Category Archives: Digital Marketing

Mobile Behavior Takes Action

I just finished watching Micro-Moments: The New Battleground for Brands by Google and the message is clear that customers don’t just go online anymore, they live online. For most of us in technology fields, this is no surprise, but with mobile technology getting easier and consumers becoming more dependent, the behavior is changing from merely searching to taking action.

The video was hosted by Google’s Digital Strategist, Marcus Yco, the Director of Performance Marketing, Matt Lawson and explored the current trend in decision-making behavior of consumers. Mr. Lawson coined the phrase “Micro Moments” which are short bursts in behavior, where the expectations of relevancy are higher than ever before.

Screengrab from Micro Moments presentation by Google

With the fragmented consumer purchase journey, it’s important for marketers to track intent and context of the user’s path as it leads to conversion. Ways that this can be accomplished are:

  • Identify micro-moments that matter.
    • When and why people reach out to us and identify those moments to win.
  • Deliver on the customer’s needs on the moment.
    • The digital strategy needs to be focused and in place and the motivation of the consumer needs to be understood.
  • Measure the moments that matter.
    • Define the KPIs. Find the different paths that users can convert to customers.

If brands can satisfy the immediacy and relevancy of customers, it leads to loyalty. Customers have an expectation of getting their needs met immediately and brands need to satisfy this need in order to be successful in the mobile space. In a nutshell, the mobile consumer wants content that is useful and timely.

Do Facebook Ads Use the Same Recognition Technology as Images

I’m always surprised when split-testing online ads. Lately, I really can’t describe why one ad out-performs the others.

I set up an acquisition campaign on Facebook to drive more followers to our company page. We set up 6 ads utilizing the normal optimization techniques. The goal is to test all six and when the top performer emerges, we will adjust our budget to the best ad.

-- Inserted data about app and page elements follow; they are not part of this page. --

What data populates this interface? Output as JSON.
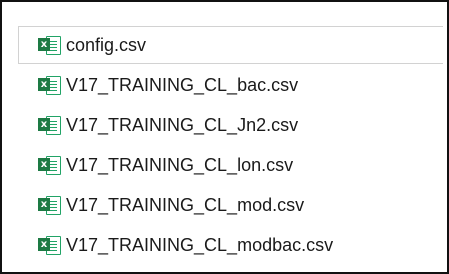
{
  "colors": {
    "excel_green": "#1d7a44",
    "excel_green_light": "#21a366",
    "border": "#d2d2d2",
    "text": "#1a1a1a"
  },
  "files": [
    {
      "name": "config.csv",
      "icon": "excel-csv-icon",
      "selected": true
    },
    {
      "name": "V17_TRAINING_CL_bac.csv",
      "icon": "excel-csv-icon",
      "selected": false
    },
    {
      "name": "V17_TRAINING_CL_Jn2.csv",
      "icon": "excel-csv-icon",
      "selected": false
    },
    {
      "name": "V17_TRAINING_CL_lon.csv",
      "icon": "excel-csv-icon",
      "selected": false
    },
    {
      "name": "V17_TRAINING_CL_mod.csv",
      "icon": "excel-csv-icon",
      "selected": false
    },
    {
      "name": "V17_TRAINING_CL_modbac.csv",
      "icon": "excel-csv-icon",
      "selected": false
    }
  ]
}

What I found interesting is that all six were fairly similar with slight changes to test for effectiveness. However, one ad in particular wasn’t visually different but was significantly different in the execution of the design. The other ads used tested techniques of showing faces along with our company logo, but one ad did not have a graphic of our logo placed on the image, but instead was a picture of one of our news trucks with our logo on the side. This ad is the highest-performing ad.

Now I don’t know for sure, but I theorize it has something to do with Facebook’s recognition technology. I believe that Facebook cannot read the actual text of the graphic because it’s embedded within the picture, instead of placed on a layer inside Photoshop.

I can’t really prove this, but I find it peculiar. Therefore, after this ad campaign has ended, I’m going to attempt the same scenario with ads that are compositionally different. I will update what I find out.